Few potential Ireland players have caused as much of a stir in the past five years or so as young playmaker Jack Grealish.
The Aston Villa midfielder was, it had been hoped at one time, destined to take his place with the Boys in Green as they left the Giovanni Trapattoni era behind and began Martin O’Neill’s reign with a newfound wave of optimism. Grealish had performed with Ireland at U17, U18 and U21 level and it seemed as though the ascension to the senior ranks was inevitable.
And then England came calling.
The ins and outs of that story will not be dredged up here again, as by now we’re all aware of what happened. Grealish ultimately chose the country of his birth, and there is nothing to be said for that other than the fact that, despite his previous caps for the Ireland youth sides, he was fully within his rights to do so.
That being said, for a while after it looked as though Ireland would not feel like they had missed out on anything. Not to suggest that Grealish was stagnating as such, but his career development had definitely slowed down. Rumours of off-field indiscretions had become more frequent, and at one point in late 2016 it was alleged that then-Villa manager Roberto Di Matteo fined the then 21-year-old as the Italian was close to reaching the end of his tether.
This season, however, he is a player transformed – or at least he has been in the last couple of months. There has been a noticeable change in level of consistency, and Aston Villa are benefiting as a result. There is a sense, now, that Grealish is finally in a position to realise his potential and cement his status as a key player in the side’s promotion charge.

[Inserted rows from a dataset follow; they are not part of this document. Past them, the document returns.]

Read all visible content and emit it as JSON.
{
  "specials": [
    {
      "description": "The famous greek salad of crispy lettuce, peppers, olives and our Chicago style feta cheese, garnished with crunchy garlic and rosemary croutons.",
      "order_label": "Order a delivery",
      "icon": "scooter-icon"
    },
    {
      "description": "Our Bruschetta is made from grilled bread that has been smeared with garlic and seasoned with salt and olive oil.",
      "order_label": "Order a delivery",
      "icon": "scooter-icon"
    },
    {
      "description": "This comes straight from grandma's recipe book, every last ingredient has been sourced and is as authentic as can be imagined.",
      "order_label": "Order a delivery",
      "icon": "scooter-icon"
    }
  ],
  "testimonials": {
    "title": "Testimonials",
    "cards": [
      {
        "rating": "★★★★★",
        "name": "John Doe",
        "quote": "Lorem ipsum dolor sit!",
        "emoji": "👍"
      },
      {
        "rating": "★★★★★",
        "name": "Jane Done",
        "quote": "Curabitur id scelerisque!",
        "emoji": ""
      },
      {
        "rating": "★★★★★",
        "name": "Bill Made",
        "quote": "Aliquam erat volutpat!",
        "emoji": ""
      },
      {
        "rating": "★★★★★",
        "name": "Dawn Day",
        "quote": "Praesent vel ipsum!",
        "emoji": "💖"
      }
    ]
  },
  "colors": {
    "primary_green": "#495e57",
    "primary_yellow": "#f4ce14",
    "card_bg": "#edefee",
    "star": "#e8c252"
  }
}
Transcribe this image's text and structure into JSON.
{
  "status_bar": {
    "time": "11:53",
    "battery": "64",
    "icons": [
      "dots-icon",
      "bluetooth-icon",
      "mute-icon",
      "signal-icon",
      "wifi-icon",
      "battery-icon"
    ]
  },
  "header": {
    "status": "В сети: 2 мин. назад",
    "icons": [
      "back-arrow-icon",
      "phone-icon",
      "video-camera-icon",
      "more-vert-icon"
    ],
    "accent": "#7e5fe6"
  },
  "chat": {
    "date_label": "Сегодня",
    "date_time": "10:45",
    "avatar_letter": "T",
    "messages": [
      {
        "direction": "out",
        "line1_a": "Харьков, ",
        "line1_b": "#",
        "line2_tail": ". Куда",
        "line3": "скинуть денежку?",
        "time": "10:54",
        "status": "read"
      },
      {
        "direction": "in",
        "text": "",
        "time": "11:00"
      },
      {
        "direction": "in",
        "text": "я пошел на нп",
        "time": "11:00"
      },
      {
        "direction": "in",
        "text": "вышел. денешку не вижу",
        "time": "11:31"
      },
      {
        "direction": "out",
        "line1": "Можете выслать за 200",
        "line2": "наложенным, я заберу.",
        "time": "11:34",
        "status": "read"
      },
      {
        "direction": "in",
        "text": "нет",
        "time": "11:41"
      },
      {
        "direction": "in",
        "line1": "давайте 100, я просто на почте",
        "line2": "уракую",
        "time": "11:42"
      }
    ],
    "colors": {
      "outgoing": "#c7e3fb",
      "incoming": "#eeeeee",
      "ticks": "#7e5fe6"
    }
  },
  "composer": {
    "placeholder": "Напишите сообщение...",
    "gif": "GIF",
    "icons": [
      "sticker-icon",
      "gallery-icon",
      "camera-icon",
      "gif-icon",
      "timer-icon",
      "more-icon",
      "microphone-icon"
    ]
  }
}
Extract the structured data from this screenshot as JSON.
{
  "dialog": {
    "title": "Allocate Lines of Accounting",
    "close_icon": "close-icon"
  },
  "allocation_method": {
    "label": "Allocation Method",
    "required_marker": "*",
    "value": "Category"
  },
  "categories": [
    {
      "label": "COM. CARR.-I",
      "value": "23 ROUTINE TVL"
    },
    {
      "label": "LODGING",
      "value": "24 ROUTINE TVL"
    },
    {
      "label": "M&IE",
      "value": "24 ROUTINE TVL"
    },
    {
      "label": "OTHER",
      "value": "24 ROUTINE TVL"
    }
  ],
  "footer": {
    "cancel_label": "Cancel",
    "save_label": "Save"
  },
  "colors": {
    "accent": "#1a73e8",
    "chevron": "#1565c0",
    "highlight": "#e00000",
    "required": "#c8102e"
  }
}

His last six matches in the Championship have produced one goal and three assists, and his extended run in the first team has coincided with Villa’s best run of form so far this season.
That he has performed so well is doubly impressive given the freak injury that he picked up in pre-season. A clash with Watford’s Tom Cleverley in a friendly left with him with a cut to his kidney, and as a result missed the first three months of the season.
That time away seems to have given him a sense of perspective, that the talent he possesses should at no point be taken for granted and could very easily be taken away by a cruel twist of fate.
Villa manager Steve Bruce – the fifth boss Grealish has worked under since he made his senior debut almost four years ago – had hoped to utilise the 22-year-old’s creative talents for his side’s push for promotion to the Premier League. While that plan was subsequently halted by injury, player and manager seem now to be making up for lost time.
His composure and assurance on the ball, his ability to get out of tight spaces, and his relentless stamina all mark him out as a potential star in the making – and although this summer’s World Cup is too soon for him to make an impact in the international side, Euro 2020 is where he could make his mark and, in his mind at least, fully vindicate his decision to choose England over Ireland.
In a midfield that also features Irish internationals Conor Hourihane and Glenn Whelan, and with Scott Hogan leading the line up front, Irish fans will definitely have a sense of ‘what if’ when it comes to Grealish as they see the group working together to spearhead Villa’s push back into the top tier.
In this week’s episode of the Mixer Irish football podcast, we look back at last week’s season-opening Dublin derby and debate Graham Cummins’ controversial red card as we review and preview all of the latest League of Ireland action.